Web page and app entries:

------------------------------------

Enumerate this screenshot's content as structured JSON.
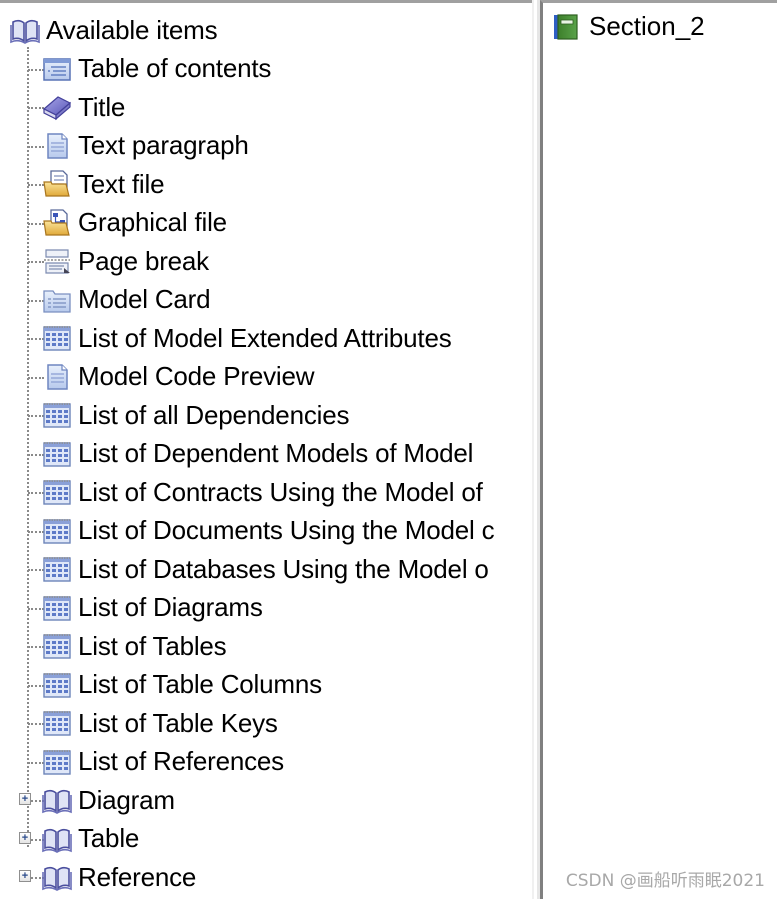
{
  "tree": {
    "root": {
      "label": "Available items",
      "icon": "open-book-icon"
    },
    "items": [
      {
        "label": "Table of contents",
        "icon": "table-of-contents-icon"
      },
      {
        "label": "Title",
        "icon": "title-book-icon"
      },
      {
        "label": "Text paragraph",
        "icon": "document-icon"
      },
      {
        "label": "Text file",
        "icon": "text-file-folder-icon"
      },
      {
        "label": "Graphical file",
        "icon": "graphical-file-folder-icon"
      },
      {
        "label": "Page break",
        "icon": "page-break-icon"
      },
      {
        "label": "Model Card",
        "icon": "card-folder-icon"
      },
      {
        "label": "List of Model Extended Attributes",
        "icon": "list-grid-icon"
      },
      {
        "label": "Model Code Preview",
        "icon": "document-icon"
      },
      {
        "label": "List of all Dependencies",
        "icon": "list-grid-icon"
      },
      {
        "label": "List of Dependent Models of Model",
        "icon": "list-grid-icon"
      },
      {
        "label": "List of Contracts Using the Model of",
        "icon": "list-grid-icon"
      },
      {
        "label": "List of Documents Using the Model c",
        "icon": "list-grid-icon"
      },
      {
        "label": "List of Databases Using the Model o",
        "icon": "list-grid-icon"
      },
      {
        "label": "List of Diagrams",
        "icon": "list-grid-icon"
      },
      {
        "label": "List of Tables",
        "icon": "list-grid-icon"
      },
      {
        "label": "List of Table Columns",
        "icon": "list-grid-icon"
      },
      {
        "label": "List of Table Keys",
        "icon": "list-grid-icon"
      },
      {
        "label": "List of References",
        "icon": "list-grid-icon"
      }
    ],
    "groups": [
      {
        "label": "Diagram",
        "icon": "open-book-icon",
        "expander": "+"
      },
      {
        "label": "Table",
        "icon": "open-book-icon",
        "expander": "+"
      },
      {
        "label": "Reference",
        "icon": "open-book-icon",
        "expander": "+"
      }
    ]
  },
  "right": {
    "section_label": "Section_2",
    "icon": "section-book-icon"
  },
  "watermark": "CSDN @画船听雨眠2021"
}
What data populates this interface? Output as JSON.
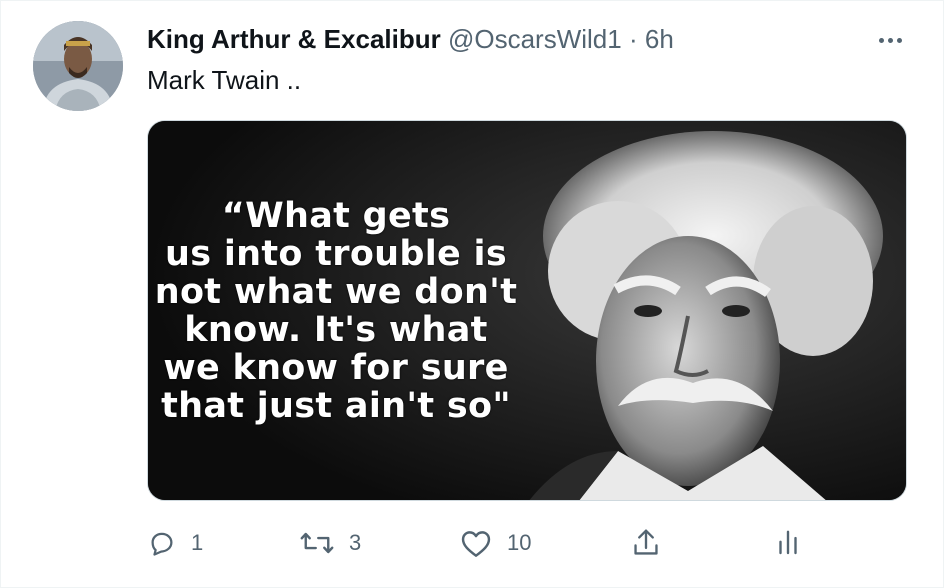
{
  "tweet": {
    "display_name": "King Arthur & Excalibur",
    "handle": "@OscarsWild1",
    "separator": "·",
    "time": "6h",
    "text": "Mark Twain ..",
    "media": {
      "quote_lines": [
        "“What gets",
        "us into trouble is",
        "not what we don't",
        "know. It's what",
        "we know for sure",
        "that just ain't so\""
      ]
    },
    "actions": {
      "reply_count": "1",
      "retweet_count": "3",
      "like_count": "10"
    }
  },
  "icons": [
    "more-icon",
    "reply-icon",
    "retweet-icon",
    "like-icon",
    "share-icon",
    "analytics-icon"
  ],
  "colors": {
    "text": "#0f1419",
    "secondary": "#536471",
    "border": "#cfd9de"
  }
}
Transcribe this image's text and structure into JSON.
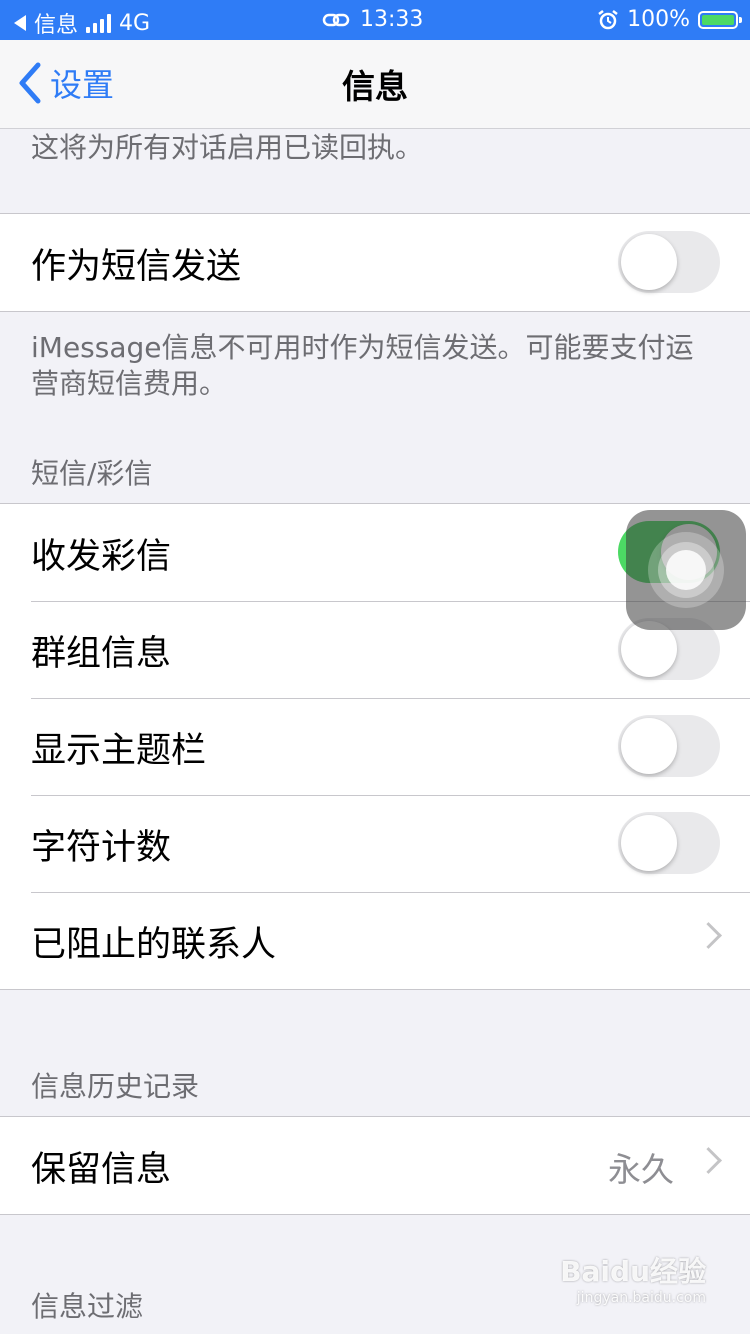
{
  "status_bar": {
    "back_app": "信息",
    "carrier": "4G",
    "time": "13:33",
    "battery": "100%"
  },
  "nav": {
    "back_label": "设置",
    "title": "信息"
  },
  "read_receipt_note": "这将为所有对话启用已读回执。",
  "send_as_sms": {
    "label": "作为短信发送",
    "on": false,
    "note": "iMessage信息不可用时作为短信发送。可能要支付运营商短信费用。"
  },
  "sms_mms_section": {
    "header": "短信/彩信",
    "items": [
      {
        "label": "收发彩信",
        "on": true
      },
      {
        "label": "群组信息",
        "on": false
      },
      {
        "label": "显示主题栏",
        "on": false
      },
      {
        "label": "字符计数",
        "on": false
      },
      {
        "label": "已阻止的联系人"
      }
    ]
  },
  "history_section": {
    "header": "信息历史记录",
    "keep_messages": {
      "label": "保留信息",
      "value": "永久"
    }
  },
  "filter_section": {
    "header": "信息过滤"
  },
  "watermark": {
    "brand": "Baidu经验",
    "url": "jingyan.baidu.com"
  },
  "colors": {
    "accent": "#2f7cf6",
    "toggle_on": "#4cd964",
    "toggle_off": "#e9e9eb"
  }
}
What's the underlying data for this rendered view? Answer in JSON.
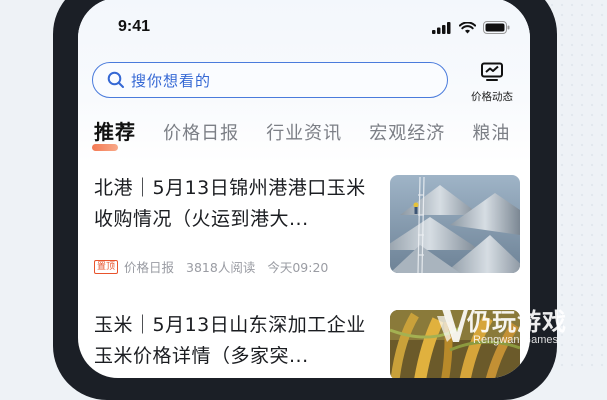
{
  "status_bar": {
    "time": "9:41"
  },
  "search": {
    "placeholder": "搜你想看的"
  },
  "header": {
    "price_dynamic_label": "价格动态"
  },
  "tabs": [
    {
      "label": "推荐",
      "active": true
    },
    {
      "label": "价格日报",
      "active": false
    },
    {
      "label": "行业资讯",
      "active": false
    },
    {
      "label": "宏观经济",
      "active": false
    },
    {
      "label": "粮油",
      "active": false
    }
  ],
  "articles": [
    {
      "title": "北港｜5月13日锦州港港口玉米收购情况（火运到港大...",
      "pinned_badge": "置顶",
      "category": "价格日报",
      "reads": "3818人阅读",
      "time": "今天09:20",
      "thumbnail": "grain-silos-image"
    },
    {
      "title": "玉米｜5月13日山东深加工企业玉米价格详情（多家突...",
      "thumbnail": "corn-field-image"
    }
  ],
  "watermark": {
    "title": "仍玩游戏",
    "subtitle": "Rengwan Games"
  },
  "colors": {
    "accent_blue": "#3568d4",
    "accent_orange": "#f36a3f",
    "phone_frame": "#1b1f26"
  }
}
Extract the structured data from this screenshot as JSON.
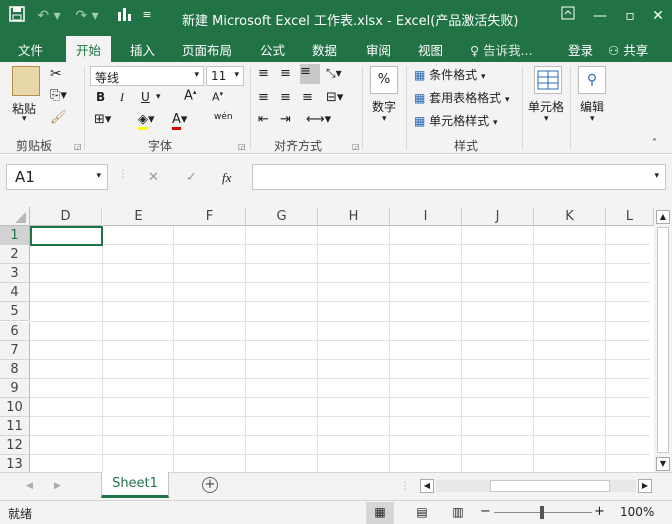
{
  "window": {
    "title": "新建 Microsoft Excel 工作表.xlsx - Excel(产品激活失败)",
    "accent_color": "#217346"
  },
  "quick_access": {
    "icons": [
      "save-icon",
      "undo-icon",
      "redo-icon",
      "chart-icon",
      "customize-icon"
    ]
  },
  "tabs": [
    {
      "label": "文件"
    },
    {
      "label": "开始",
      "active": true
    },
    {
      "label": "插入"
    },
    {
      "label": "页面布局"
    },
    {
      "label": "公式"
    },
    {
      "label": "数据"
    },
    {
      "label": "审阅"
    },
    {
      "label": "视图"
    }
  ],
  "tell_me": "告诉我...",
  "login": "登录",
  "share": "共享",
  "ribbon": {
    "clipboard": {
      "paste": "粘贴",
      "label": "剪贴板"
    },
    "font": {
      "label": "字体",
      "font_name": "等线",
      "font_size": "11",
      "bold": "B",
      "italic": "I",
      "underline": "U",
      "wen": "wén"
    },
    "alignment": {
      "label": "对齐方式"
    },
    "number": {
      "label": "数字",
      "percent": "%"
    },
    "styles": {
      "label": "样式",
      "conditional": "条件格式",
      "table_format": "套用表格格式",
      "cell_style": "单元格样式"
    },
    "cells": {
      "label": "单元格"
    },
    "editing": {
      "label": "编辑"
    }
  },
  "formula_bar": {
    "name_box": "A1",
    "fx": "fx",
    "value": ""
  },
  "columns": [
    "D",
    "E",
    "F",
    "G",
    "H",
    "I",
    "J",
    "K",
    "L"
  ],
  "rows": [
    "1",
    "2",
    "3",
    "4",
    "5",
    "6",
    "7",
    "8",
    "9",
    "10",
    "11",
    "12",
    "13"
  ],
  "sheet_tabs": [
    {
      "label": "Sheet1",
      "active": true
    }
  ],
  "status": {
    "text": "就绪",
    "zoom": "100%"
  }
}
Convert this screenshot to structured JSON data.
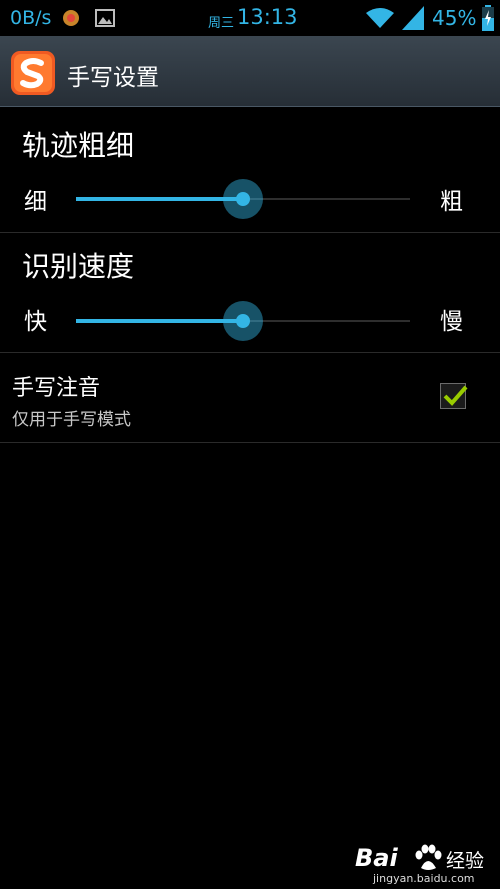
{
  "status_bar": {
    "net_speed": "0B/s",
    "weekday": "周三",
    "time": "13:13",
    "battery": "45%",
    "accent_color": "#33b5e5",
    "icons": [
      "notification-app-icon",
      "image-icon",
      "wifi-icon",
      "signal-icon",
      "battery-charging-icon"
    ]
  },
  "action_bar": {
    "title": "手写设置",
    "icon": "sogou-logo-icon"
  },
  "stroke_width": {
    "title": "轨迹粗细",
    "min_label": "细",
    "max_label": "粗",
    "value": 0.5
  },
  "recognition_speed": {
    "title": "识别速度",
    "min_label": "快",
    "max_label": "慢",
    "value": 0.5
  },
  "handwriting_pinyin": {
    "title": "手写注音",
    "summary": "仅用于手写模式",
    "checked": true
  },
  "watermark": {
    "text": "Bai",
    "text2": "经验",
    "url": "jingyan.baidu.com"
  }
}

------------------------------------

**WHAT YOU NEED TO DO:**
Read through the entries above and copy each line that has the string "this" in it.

**FINAL ANSWER:**
Enumerate this screenshot's content as structured JSON.
What data populates this interface? Output as JSON.
Transcribe this image's text and structure into JSON.
What's the underlying data for this rendered view? Answer in JSON.
Extract the structured data from this screenshot as JSON.
Convert this screenshot to structured JSON data.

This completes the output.